• Your assignment:
Pull each line holding "name" out of the entries below.
═════ Extracted information
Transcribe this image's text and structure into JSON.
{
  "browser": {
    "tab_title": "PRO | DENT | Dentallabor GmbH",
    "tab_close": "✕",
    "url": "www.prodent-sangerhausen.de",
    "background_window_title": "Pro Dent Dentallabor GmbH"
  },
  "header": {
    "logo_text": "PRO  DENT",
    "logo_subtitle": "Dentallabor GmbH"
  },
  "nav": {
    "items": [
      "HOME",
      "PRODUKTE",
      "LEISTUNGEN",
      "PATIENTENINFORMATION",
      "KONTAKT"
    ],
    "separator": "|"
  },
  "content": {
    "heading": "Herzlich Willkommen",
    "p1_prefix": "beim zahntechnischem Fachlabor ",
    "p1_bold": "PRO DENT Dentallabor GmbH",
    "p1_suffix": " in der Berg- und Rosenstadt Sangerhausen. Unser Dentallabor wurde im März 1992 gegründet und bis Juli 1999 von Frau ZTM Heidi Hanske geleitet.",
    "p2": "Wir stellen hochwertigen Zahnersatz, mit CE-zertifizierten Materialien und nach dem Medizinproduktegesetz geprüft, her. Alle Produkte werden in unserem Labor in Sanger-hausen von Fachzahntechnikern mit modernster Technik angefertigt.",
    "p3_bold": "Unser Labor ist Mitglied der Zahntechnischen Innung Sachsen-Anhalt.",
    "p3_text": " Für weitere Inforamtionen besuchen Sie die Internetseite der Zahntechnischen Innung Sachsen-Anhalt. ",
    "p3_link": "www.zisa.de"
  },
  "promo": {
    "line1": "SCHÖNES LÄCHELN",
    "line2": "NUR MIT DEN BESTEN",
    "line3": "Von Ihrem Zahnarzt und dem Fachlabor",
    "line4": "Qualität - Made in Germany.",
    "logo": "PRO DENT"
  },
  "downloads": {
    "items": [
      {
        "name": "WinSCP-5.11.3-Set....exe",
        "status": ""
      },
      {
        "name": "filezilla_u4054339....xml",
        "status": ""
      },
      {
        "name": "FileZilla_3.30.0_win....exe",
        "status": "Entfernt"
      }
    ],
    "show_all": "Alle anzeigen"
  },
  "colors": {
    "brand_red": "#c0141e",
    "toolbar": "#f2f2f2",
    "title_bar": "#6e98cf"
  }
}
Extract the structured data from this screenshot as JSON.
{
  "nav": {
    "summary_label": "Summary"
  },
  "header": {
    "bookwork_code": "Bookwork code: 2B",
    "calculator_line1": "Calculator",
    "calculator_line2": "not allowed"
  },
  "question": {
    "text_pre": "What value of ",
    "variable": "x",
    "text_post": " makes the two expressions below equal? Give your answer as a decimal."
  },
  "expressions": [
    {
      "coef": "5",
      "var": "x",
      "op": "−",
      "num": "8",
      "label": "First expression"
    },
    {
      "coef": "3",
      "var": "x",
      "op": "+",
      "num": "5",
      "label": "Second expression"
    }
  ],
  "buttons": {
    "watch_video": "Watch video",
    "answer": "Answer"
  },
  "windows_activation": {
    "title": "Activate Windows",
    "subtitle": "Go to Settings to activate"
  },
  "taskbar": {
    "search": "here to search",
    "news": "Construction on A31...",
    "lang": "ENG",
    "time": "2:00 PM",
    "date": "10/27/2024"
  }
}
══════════
• Task solution:
        "name": "WinSCP-5.11.3-Set....exe",
        "name": "filezilla_u4054339....xml",
        "name": "FileZilla_3.30.0_win....exe",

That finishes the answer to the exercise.